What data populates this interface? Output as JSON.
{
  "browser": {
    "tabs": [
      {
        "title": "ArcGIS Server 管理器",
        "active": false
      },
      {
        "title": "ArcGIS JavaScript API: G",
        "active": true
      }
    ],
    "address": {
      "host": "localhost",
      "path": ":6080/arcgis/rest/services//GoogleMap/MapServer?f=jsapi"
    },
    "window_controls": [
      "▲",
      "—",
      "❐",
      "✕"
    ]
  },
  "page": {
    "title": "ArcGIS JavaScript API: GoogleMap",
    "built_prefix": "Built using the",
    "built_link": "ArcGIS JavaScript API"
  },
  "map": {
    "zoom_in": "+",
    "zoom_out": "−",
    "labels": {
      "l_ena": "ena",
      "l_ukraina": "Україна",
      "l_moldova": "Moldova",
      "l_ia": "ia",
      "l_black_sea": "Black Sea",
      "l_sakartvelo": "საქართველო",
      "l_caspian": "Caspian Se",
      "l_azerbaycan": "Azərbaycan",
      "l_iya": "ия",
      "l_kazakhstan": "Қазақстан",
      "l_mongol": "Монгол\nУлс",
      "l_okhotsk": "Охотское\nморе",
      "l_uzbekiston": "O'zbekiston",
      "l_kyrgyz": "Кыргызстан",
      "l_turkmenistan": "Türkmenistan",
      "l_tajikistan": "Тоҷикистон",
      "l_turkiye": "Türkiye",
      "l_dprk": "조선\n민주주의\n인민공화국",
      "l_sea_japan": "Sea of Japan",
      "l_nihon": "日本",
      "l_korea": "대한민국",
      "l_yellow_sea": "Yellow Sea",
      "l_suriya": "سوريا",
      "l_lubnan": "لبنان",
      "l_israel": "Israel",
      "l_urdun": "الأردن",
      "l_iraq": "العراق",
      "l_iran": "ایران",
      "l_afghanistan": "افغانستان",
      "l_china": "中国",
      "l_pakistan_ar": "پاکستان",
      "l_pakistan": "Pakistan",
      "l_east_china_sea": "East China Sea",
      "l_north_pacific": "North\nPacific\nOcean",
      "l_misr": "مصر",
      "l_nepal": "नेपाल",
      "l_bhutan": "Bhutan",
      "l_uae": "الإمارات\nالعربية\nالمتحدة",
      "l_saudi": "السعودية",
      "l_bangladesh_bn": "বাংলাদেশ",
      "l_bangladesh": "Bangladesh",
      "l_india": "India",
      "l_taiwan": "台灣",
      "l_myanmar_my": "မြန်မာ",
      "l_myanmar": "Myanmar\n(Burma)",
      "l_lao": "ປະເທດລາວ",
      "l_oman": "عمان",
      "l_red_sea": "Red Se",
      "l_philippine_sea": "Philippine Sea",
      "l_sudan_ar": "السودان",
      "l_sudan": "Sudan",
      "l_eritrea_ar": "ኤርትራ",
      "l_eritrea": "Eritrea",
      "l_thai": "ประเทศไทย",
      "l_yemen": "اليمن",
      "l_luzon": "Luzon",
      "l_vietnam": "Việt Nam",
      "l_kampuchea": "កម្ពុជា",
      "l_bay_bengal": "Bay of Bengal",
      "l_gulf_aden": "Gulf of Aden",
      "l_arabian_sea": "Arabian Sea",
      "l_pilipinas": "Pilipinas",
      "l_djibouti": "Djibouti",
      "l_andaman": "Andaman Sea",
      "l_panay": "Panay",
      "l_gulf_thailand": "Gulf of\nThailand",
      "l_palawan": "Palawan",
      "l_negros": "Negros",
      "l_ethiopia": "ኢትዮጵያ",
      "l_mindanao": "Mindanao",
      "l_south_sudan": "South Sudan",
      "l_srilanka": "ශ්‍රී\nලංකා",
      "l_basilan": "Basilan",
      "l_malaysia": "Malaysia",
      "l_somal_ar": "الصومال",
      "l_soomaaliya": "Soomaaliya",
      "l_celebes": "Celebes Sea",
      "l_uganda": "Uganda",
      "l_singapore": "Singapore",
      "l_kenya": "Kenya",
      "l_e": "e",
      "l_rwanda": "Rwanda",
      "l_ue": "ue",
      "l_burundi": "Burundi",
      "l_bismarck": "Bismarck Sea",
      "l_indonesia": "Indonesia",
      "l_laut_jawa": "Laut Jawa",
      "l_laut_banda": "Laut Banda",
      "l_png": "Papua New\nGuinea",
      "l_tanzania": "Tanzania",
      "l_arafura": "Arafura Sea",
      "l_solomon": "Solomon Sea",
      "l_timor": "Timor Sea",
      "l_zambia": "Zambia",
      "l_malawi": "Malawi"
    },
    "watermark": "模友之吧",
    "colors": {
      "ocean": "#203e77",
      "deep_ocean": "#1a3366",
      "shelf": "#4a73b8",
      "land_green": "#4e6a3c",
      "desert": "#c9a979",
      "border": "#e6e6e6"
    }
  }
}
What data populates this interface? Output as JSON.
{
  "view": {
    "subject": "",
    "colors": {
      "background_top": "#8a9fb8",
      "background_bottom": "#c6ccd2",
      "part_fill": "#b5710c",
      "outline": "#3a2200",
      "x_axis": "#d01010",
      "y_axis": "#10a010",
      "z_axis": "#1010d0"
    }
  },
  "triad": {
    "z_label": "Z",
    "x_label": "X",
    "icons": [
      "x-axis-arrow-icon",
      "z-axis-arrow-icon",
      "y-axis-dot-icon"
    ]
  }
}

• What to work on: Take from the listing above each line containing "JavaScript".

• Written reply:
        "title": "ArcGIS JavaScript API: G",
    "title": "ArcGIS JavaScript API: GoogleMap",
    "built_link": "ArcGIS JavaScript API"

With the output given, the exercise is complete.